▸ **WORK ORDER**
Your answer should be every line with the word "icon", copied from the data below.

▸ **Items from an interface collection**
•••

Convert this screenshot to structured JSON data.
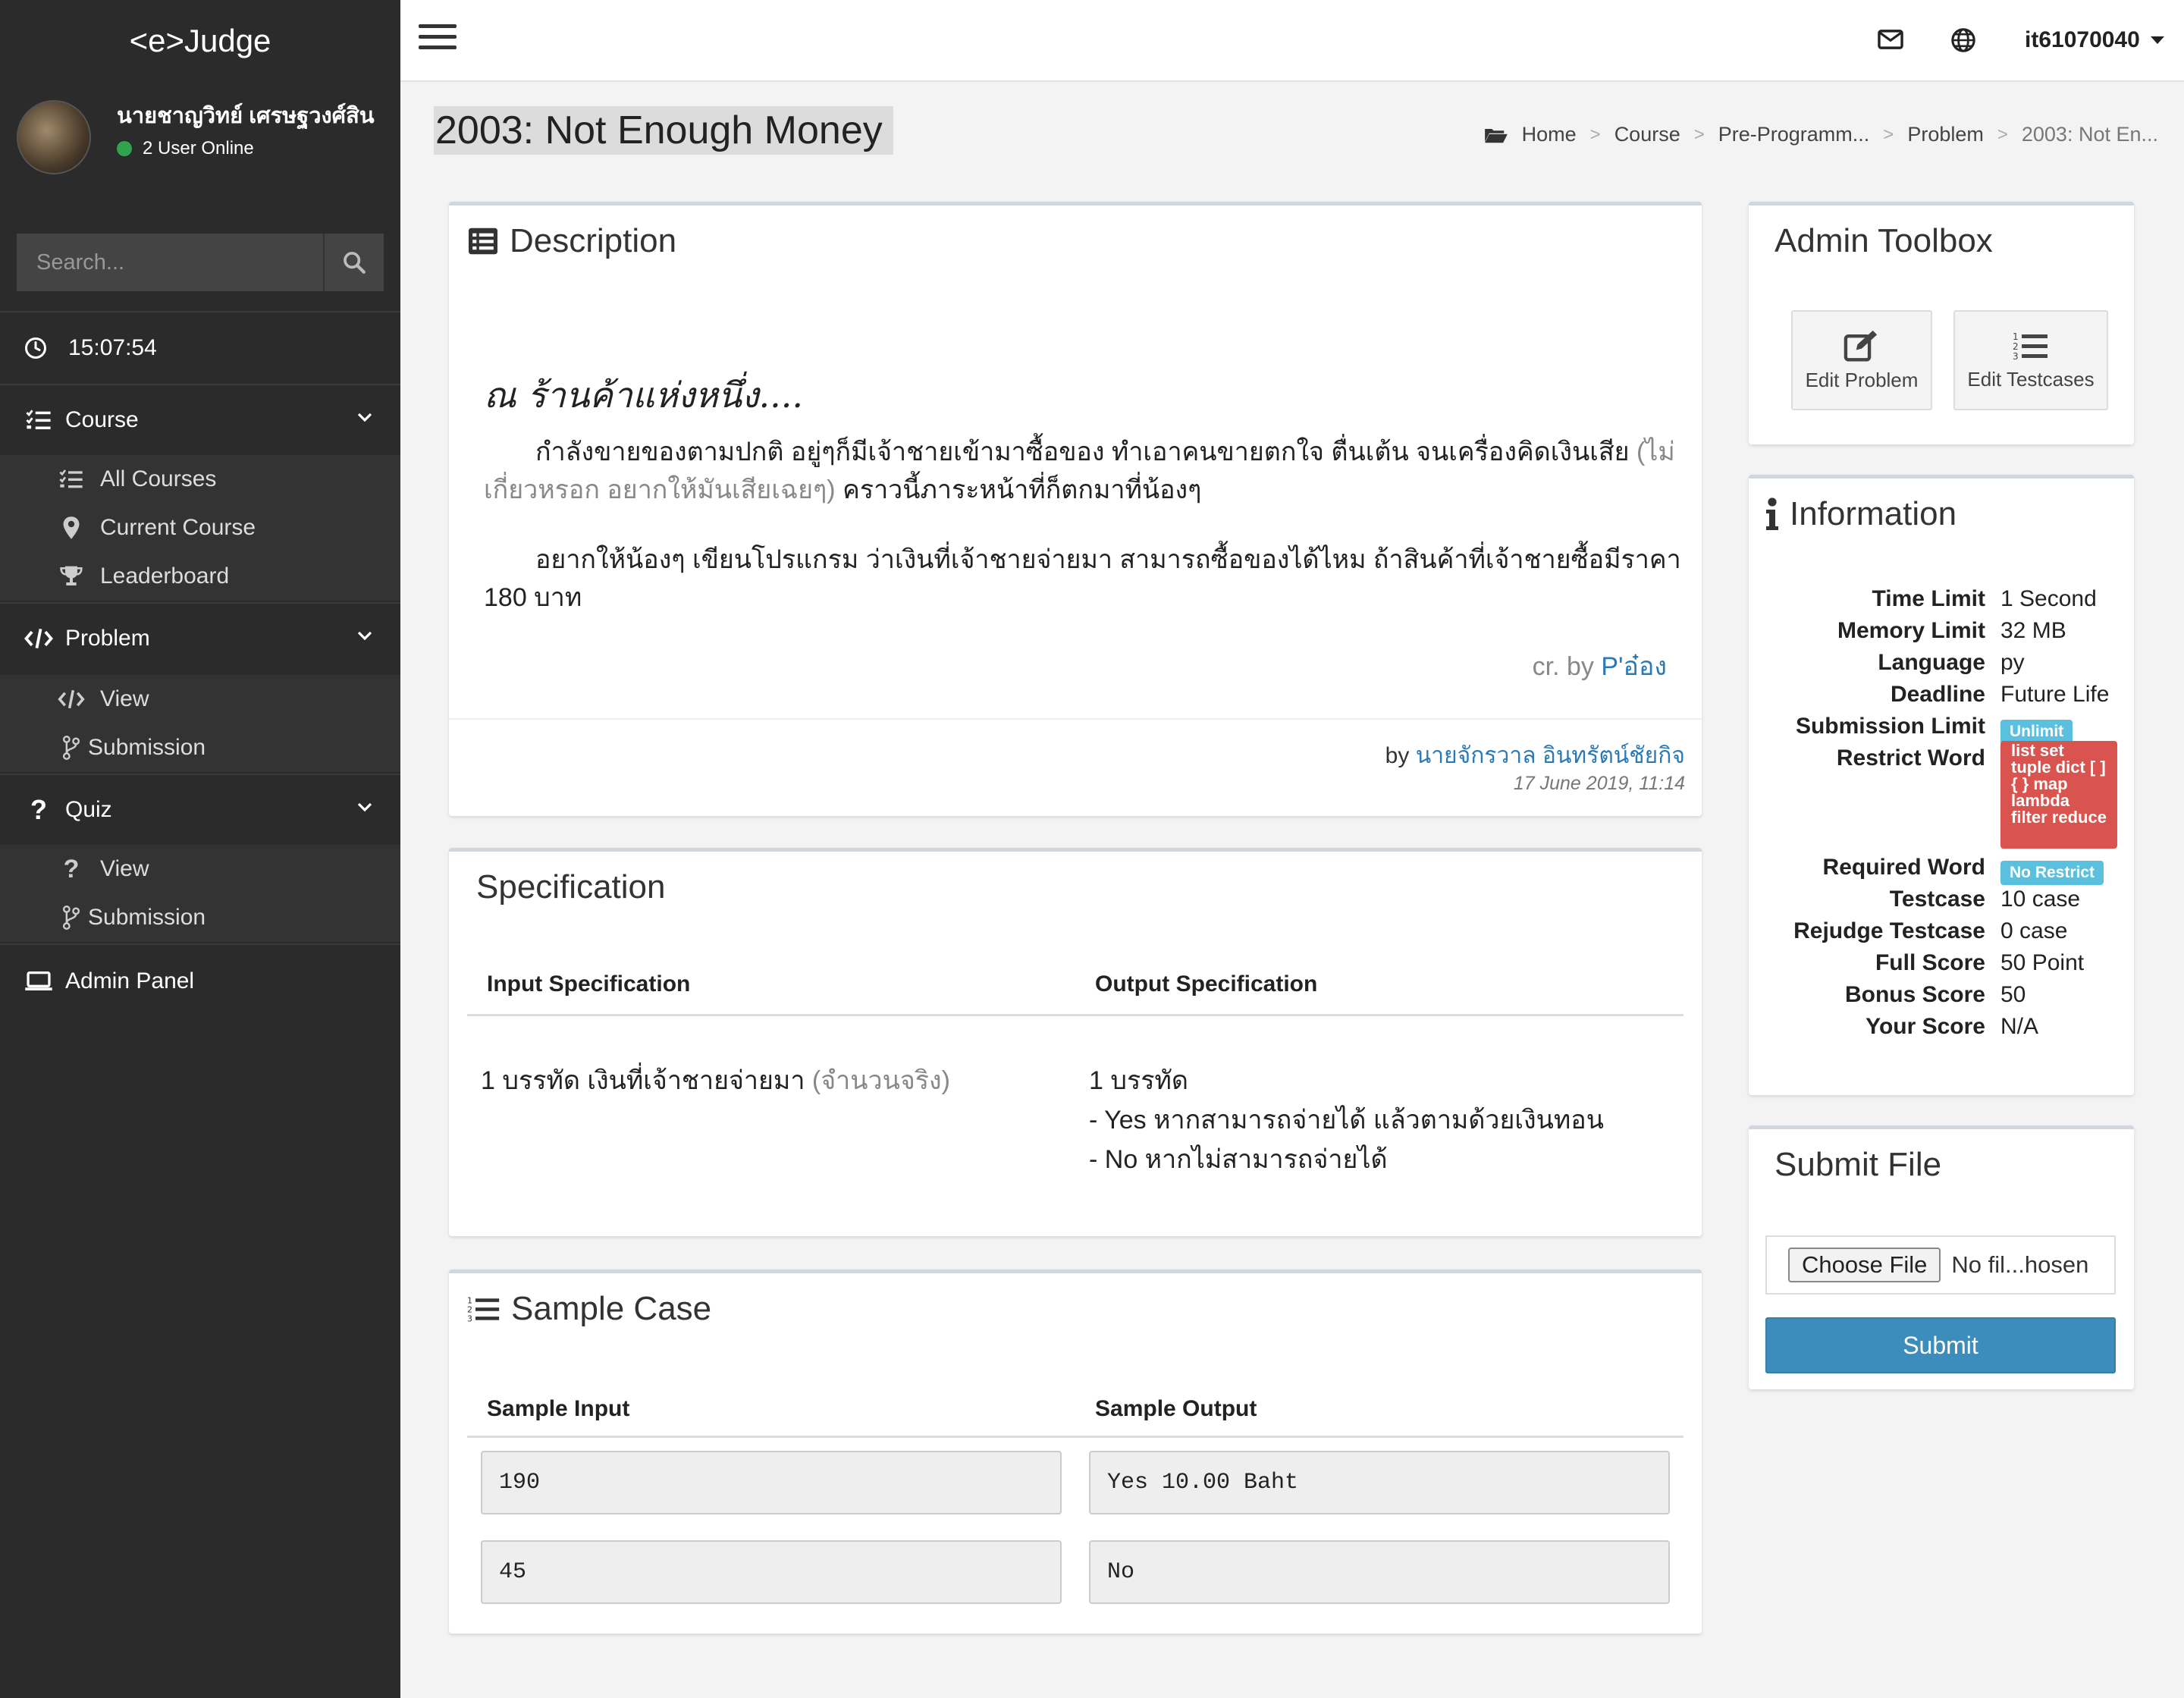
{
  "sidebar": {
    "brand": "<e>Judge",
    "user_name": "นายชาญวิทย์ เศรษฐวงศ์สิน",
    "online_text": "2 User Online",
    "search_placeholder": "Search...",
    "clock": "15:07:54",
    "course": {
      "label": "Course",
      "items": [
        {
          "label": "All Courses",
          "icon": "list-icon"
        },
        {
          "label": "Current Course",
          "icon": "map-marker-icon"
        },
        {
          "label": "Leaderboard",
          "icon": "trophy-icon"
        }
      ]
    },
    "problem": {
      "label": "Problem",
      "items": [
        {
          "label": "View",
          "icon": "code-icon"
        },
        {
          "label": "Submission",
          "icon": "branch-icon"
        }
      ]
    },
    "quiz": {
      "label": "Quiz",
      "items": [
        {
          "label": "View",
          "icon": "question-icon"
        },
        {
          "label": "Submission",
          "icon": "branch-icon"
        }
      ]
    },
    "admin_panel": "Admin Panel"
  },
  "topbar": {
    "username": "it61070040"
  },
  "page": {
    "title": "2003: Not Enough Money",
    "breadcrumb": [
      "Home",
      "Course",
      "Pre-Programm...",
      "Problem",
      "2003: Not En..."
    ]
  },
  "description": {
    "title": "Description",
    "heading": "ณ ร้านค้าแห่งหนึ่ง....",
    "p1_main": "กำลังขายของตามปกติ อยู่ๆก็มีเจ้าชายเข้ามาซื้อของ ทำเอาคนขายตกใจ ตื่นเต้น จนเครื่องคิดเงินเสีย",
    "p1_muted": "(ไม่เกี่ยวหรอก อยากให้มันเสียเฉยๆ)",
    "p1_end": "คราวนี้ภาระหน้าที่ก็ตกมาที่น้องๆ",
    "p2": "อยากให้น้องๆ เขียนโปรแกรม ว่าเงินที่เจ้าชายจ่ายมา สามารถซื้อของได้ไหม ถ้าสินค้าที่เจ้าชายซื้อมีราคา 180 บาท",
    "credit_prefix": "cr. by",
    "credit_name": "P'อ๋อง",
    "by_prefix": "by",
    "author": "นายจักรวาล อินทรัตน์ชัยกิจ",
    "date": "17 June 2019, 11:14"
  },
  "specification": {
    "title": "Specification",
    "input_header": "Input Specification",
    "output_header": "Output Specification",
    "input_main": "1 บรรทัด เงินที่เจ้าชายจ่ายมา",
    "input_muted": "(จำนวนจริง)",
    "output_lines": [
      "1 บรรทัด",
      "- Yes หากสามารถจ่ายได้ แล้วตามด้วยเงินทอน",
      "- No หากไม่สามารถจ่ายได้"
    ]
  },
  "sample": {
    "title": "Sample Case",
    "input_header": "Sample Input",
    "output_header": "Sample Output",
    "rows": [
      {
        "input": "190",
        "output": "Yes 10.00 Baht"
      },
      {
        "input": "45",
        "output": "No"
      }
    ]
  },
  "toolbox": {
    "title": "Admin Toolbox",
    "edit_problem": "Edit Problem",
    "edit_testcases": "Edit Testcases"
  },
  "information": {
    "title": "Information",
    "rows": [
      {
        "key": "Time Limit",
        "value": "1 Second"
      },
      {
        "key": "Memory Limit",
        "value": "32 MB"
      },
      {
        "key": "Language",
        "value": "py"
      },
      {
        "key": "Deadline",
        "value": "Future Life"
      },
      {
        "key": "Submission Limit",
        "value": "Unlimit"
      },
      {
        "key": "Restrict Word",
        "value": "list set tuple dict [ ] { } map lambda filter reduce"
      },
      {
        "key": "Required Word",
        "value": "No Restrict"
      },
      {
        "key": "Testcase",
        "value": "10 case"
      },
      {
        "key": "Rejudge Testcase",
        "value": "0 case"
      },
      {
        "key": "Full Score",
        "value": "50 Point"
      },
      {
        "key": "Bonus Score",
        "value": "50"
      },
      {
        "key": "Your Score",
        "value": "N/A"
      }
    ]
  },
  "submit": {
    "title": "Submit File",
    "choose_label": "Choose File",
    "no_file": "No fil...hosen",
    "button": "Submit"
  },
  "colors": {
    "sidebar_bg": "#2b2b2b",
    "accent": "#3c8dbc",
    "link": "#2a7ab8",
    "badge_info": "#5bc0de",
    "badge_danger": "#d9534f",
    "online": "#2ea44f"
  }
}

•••

▸ **THE ANSWER**
          "icon": "list-icon"
          "icon": "map-marker-icon"
          "icon": "trophy-icon"
          "icon": "code-icon"
          "icon": "branch-icon"
          "icon": "question-icon"
          "icon": "branch-icon"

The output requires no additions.